    Fair enough - that makes sense. Thanks for the heads up, although I'm somewhat curious how this becomes invalid in practice so long as I use the derived class - the compiler doesn't seem to be bothered by it. Also, that being said, why does the below code generate a deleted function compile time error for both is_copy_assignable and is_trivially_copy_assignable: error C2280: 'myvec<int32> myvec<int32>::operator =(const myvec<int32> &)' : attempting to reference a deleted function is_trivially_copy_constructible yields false and is_copy_constructible yields true. My expectation would be that all of these cases would a) compile and b) yield false on the account of my explicitly disabling the copy semantics.
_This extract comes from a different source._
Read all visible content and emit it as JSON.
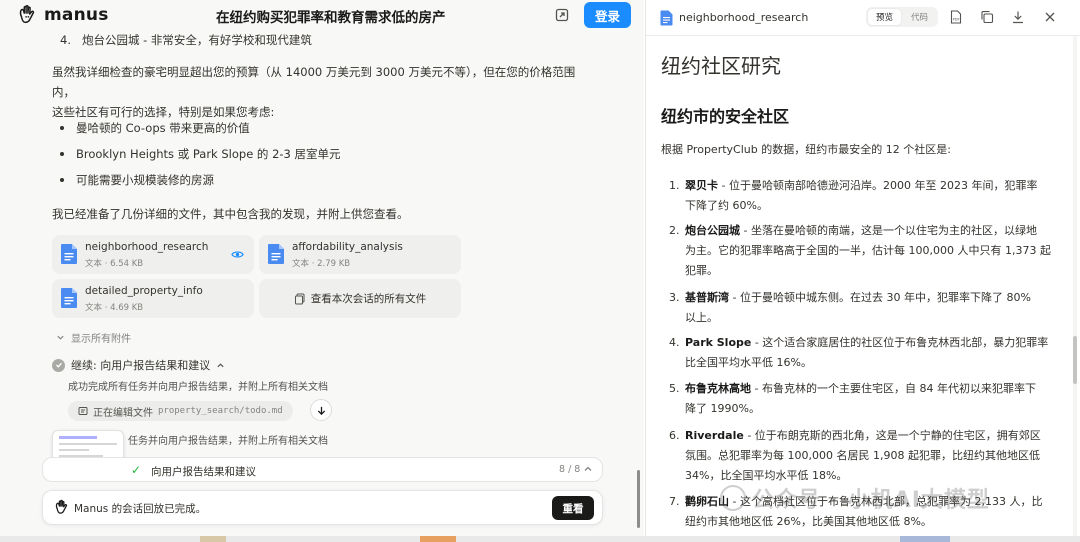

As mentioned above, I'm using VS2013. template<typename T> class myvec { private: std::vector<T> detail; public: myvec() { } myvec<T> operator=(IN const myvec<T>& copy) = delete; myvec(IN const myvec<T>& copy) = delete; }; class NonCopiableA { myvec<int32> vec; }; ... (DOUTEX() is a debug output macro) ... DOUTEX(std::is_copy_assignable<NonCopiableA>::value); DOUTEX(std::is_trivially_copy_assignable<NonCopiableA>::value); DOUTEX(std::is_copy_constructible<NonCopiableA>::value); DOUTEX(std::is_trivially_copy_constructible<NonCopiableA>::value);
  14. C++

    I'm just going to assume that I'm extremely poor at communicating my problem at this point This is exactly the thing I'm trying to not to do. I want to automatically NOT generate code in a generic class that would handle non-copiables in a container, throwing instead if I accidentally I do end up trying to do so. I feel like a really bad communicator here. How could I further clarify my question?
  15. C++

    I'm doing three things in my overloaded vector class: 1) provide a couple of wrapper functions like quick_erase() 2) disable the copy constructor and copy assignment operator 3) provide a custom allocator I don't see how any of these violate the extensibility of any standard library class. I'm not mixing shared and raw pointers. Neither is this particular issue in any way related to controlling lifetimes, although fundamentally it does stem from it. The real problem is exactly the one I described in my post. Given (untested pseudocode): struct NonCopiable { // disables copy semantics VECTOR<int32> data; }; template<typename T, bool ISCOPIABLE> class Allocator { public: // should always work void AllocPointer(void* basePtr) { VECTOR<shared_ptr<T>>* container = reinterpret_cast<VECTOR<shared_ptr<T>>*>(basePtr); container->push_back(NewShared<T>()); } // should not work with T = NonCopiable. I want to selectively compile this into a stub that throws, // indicating an error... template <boolean ISCOPIABLE2> typename std::enable_if < ISCOPIABLE2, void* >::type void DoAllocPlain(void* basePtr) { VECTOR<T>* container = reinterpret_cast<VECTOR<T>*>(basePtr); container->push_back(T()); } // ... which means that for T = NonCopiable it should become template <boolean ISCOPIABLE2> typename std::enable_if <!ISCOPIABLE2, void* >::type void DoAllocPlain(void* basePtr) { throw("You done goofed"); } void AllocPlain() { DoAllocPlain<ISCOPIABLE>(basePtr); } }; ... void LoadToContainer(void *basePtr, int32 contType) { Allocator<NonCopiable, std::is_copy_assignable<NonCopiable>> allocator; ... if(contType == ContainerOfSharedPointers) allocator->AllocPointer(basePtr); else allocator->AllocPlain(basePtr); } It would make no difference if I was using std::vector directly and passing it a plain non-copiable type. It wouldn't compile, resulting in the same situation. So, to reiterate - my question is about type traits and how to properly employ them to decide which version of AllocPlain() should be compiled. Edit: added enable_if to the sample code and fixed a few mistakes. PS - code editing in the new forums is apparently exceptionally broken.